They do not appear to have a website but their facebook page is here.
SØSTRENE GRENE provide a range of their own Art Materials, they do not stock the well known brands but their own brand Acrylics and Water Colours are very good value for the price. I particularly like their Acrylics, these tend to be very bright variations of blues, reds and yellows with some even brighter shades of pink and green. To my mind, their pigment quality and density is much higher than one would get in student grade paints from Daler Rowney, Winsor & Newton and other popular brands. They are also just a fraction of the cost of those paints. The paints also have a creamy consistency which makes them easy to work with. I increasingly use these in the foundation layers of a painting, I then finish with a professional grade Acrylic.
They also have a range of cheap brushes in a variety of sizes, again I like these, using them for a few weeks and then disposing of them as they become worn.
I have now tried their canvases yet but again they seem competitively priced and are available in a range of sizes.
The Michael O’Connor Poster Collection comprising over 2,800 items is currently on show at the Limerick City Gallery of Art. This wonderful Collection which features a wide range of poster styles and designs sourced from all over the world offers a illuminating insight into this unique Art form.
Michael O’Connor was the eldest of a family of six boys born to the late Michael and Mary O’Connor. For many years they ran a successful bar and grocery business from their home at Patrick Street, Listowel, Co. Kerry. Drawing and painting was one of Micheal’s great passions and over the years he built up a significant and very valuable poster print collection. His vast and varied collection included works by many well known international figures like Matthies Holger (1940) and Hans Hillman (1925).

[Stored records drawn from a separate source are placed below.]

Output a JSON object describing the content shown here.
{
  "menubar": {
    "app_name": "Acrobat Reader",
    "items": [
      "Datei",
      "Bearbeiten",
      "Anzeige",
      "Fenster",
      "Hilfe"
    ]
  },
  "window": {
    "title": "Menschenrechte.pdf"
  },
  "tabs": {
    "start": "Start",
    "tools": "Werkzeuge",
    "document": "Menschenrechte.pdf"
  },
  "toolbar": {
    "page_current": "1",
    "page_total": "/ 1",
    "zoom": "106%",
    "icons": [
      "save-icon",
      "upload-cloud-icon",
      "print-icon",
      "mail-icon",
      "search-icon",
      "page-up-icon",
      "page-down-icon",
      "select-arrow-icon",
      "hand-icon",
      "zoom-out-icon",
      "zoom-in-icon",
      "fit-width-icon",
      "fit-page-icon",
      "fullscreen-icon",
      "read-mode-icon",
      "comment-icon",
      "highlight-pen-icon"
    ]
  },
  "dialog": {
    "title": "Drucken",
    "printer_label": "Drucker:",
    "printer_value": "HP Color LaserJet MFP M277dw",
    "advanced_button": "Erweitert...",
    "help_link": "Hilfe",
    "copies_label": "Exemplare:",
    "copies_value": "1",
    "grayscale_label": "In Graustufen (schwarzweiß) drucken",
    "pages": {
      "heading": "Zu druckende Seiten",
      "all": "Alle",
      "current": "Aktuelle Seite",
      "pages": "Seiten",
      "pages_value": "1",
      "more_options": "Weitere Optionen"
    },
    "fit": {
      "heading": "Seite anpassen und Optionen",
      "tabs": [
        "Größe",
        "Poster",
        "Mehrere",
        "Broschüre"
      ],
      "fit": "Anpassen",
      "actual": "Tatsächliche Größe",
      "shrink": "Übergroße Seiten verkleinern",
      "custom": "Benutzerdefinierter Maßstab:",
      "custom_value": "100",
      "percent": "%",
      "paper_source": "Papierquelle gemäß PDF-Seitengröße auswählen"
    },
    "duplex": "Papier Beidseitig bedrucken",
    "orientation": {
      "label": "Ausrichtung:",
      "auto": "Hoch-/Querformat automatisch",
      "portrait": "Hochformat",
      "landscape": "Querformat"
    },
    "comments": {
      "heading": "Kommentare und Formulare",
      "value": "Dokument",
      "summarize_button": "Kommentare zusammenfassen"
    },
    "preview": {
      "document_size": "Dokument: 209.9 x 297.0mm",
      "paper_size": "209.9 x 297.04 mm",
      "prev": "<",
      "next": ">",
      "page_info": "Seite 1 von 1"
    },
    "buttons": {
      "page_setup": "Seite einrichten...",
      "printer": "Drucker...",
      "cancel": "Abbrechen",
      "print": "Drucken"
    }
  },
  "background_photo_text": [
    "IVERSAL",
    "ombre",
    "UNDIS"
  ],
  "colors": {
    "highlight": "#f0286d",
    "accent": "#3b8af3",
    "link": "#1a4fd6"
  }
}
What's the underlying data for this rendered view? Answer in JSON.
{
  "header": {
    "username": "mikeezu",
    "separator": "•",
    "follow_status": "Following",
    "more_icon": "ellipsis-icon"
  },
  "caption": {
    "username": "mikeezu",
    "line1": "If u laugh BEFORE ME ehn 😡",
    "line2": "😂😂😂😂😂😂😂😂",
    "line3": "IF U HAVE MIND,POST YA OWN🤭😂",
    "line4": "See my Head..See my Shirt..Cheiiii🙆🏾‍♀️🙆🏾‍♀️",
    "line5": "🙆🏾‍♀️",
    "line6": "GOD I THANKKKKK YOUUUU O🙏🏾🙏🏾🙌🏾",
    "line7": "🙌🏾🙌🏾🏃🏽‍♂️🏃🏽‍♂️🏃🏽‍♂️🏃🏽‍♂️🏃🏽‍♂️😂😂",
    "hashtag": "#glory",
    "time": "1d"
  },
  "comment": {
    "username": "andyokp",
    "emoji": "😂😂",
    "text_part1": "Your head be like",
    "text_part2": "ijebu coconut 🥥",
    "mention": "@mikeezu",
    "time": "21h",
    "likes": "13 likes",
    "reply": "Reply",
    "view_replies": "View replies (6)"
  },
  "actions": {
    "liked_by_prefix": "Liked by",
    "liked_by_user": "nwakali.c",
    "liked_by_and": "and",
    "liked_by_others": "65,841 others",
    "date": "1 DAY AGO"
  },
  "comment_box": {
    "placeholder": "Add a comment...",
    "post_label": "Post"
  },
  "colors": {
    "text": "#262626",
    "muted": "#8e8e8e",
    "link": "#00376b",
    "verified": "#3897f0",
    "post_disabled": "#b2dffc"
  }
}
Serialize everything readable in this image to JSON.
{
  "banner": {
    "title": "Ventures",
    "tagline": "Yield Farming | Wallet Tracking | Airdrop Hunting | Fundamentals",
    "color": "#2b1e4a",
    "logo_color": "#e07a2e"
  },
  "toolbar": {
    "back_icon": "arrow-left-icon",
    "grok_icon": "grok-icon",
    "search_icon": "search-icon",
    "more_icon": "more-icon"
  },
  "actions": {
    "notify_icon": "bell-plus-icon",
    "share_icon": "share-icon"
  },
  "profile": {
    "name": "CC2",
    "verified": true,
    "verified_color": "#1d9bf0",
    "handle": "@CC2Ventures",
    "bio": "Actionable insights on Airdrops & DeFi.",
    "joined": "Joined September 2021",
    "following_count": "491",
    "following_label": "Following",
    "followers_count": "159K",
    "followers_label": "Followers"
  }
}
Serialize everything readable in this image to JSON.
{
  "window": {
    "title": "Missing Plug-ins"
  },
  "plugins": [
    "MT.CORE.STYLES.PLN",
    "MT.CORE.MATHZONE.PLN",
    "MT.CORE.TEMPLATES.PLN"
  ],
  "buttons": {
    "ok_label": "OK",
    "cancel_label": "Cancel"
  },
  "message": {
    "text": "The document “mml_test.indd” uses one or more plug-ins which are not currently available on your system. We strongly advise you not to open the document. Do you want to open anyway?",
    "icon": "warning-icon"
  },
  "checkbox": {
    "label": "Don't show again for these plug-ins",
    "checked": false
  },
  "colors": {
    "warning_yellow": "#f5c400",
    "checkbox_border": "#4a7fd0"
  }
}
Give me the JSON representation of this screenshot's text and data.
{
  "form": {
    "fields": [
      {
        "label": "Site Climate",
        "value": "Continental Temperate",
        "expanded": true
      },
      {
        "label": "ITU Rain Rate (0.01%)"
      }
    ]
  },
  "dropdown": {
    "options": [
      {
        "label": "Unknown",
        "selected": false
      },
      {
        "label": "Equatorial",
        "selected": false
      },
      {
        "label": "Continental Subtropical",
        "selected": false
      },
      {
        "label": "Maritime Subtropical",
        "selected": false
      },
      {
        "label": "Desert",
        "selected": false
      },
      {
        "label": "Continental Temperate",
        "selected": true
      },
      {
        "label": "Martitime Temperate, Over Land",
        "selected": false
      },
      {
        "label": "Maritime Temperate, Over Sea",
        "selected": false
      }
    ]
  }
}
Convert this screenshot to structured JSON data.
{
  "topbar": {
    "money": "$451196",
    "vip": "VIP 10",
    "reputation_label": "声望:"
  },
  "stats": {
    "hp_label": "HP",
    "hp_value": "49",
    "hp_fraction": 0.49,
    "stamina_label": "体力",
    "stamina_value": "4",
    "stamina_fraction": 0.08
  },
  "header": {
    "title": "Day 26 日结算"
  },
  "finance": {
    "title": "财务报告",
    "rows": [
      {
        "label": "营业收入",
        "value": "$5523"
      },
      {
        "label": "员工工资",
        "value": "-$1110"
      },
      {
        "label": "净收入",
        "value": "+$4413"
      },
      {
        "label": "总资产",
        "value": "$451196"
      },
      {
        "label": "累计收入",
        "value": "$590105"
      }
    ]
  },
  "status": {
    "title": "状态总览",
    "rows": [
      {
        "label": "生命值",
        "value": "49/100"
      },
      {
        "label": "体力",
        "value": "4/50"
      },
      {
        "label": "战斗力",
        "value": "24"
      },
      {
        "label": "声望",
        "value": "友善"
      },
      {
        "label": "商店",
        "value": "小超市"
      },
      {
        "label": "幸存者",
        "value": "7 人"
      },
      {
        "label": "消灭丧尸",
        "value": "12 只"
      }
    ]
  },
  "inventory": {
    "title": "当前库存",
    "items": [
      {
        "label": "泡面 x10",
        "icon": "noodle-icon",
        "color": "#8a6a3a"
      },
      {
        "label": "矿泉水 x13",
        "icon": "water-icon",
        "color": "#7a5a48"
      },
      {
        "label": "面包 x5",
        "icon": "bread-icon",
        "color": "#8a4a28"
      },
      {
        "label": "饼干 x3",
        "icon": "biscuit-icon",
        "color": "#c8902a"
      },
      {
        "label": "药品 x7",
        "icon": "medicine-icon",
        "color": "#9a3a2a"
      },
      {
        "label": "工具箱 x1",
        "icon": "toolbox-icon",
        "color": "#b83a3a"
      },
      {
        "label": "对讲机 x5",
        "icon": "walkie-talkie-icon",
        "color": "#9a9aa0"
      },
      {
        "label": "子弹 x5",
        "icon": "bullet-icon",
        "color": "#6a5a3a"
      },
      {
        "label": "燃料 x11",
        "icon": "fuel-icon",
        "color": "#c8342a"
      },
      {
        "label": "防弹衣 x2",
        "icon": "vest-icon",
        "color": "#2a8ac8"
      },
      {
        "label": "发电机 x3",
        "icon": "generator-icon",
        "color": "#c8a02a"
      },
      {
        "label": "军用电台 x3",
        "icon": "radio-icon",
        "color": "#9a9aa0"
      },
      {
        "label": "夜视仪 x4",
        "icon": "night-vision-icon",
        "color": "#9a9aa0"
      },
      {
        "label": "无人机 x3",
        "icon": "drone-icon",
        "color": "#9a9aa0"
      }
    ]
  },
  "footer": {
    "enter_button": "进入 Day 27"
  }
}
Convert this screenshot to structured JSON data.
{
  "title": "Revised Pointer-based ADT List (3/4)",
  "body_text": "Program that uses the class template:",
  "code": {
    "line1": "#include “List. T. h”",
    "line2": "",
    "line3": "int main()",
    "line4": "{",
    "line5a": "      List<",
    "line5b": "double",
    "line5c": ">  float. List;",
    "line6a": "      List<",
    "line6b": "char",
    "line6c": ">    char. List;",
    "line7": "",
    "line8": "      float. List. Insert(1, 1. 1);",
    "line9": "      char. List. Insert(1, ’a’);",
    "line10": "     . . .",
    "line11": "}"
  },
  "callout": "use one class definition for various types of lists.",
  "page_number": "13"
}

For over two hundred years, posters have been displayed in public places all over the world. Visually striking, they have been designed to attract the attention of passers-by, making us aware of a political viewpoint, enticing us to attend specific events, or encouraging us to purchase a particular product or service. The modern poster dates back to the mid-nineteenth century when colour lithography was perfected making made mass production of large and inexpensive images possible.
Toulouse-Lautrec’s legendary first poster, Moulin Rouge (which he created in 1891) elevated the status of the poster to fine art and launched a new level of fascination with posters as an art form. The Belle Epoque in France was a period of peace and optimism marked by industrial progress, and a particularly rich cultural resurgence that saw this movement established itself with widespread poster exhibitions and specialist magazines, soon Art dealers specialising in posters proliferated. A few year later Alphonse Mucha, a Czech painter, illustrator and graphic artist, living in Paris, created the first masterpiece of Art Nouveau poster design. Influenced by the Pre-Raphaelites and Byzantine art – this intricate, highly decorative style became the major international art movement up until 1914 when the onset of the first world war saw it decline in popularity as people were confronted with new realities.
Michael O’Connor Collection was donated to Limerick City Gallery of Art (LCGA) in the late 1980’s and the current showing features a range of posters from Michael’s 2800 strong collection. The eclectic selection is a wonderful visual feast of colour and style and re-enforces the potential of ‘the poster’ as a simple but powerful visual art medium.
The exhibition features a new project, called Hidden Monuments (A Creative Ireland commission) in which the artist presents a series of artistic enquiries to remind us of the Cairns, standing stones and Megalithic structures that are such an intrinsic part of our architectural histories.
I have created a short video showing a brief overview of aspects of the exhibition which is running from the 1 February – 17th March 2019. Go along and see Siobhan’s beautifully presented work in the Limerick City Gallery of Art.